Even after winning the Big Ten Championship, then beating Alabama in the Sugar Bowl and finally winning the first ever College Football National Championships, no, I haven’t written not one blog post about Eli. While this has been an amazing year for our youngest son and the Ohio State Buckeyes, being good at football doesn’t make Eli special to me. 

Having a son play division one college football for a top program and attend a great university are wonderful accomplishments for Eli, and we’re very proud of him. But that’s not what makes him special to me. What makes him special is the person he is.  We’ve always taught Eli that football is what he does, not who he is. And it’s the person he is that makes him special. 


I’ve watched him grow, learn, fall, rise up and he’s always maintained his identity. We’ve always taught him to be his own version of a black man, not living down to society’s views of what a black man should wear, how he should talk, dress and behave.  He’s not just my youngest son but a trusted friend. 

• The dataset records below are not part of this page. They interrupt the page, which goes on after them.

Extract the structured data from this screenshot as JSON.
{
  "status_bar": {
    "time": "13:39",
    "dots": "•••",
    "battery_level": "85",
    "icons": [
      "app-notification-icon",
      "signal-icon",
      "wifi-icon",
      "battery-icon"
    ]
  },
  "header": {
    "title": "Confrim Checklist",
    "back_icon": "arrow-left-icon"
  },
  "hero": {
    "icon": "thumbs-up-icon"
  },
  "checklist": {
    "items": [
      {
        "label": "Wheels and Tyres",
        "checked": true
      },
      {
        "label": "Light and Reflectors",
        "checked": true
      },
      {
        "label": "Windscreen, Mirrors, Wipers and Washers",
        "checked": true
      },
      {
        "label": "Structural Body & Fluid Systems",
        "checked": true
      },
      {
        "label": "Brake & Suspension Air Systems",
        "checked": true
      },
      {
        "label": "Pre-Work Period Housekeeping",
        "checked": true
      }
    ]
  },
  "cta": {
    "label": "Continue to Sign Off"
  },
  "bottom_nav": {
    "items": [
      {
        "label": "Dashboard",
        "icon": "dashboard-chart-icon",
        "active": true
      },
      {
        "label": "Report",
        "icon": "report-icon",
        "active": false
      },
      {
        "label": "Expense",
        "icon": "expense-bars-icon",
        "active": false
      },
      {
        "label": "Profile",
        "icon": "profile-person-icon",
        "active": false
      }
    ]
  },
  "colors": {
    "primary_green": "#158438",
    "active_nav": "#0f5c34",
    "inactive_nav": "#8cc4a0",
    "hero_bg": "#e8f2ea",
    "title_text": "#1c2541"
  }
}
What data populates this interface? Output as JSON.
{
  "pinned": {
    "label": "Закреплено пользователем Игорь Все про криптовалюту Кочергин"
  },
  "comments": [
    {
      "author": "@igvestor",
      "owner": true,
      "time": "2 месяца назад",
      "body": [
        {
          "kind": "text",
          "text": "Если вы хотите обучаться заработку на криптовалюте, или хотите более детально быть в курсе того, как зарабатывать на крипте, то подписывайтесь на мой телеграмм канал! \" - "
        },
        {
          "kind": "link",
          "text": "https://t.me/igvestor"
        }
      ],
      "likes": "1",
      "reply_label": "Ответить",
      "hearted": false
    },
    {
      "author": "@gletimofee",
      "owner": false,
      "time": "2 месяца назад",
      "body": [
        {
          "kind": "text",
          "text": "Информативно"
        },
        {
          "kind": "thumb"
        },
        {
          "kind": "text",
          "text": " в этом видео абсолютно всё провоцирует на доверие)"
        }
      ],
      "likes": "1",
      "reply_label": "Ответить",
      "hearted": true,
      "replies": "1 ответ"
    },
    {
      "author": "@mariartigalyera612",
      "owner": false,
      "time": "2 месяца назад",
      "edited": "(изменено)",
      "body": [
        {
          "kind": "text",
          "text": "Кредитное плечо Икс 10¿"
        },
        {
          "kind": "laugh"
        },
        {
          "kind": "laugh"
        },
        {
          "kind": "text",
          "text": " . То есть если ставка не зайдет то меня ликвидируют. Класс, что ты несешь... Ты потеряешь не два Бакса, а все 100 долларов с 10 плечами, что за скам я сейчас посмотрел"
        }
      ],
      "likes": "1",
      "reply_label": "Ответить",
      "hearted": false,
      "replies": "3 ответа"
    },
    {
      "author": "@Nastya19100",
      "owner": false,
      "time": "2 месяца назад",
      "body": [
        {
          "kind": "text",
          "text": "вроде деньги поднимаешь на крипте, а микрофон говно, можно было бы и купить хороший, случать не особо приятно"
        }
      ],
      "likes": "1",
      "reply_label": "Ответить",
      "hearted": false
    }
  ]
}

The greatest compliment a parent can give to a child is, “I not only love you, but I actually like you.” I like Eli. What makes Eli special to me is he hasn’t changed. He’s grown and continues to grow, but he hasn’t allowed the on-field dynamics to define or change him. He is very much himself. He treats people well. He’s funny. He’s devoted to his family. He loves God, not in a religious way but in a relational, communal sense. Not emotional or overly affectionate, but he’s honest and objective. He’s not compulsive but a thinker. Like most 19 year-old young men, keeping his room tidy can be a challenge, and when it comes to food, he’s picky. He won’t eat what he doesn’t like. 

One of Eli’s greatest quality is his ability to just always be himself. To me, the ability and willingness to be one’s self is one of life’s greatest achievement. To be who you are in a society that is always trying to redefine you or make you someone you’re not is highly commendable. Eli is very much Eli. That’s what makes him special to me. 

There, I blogged about Eli Apple.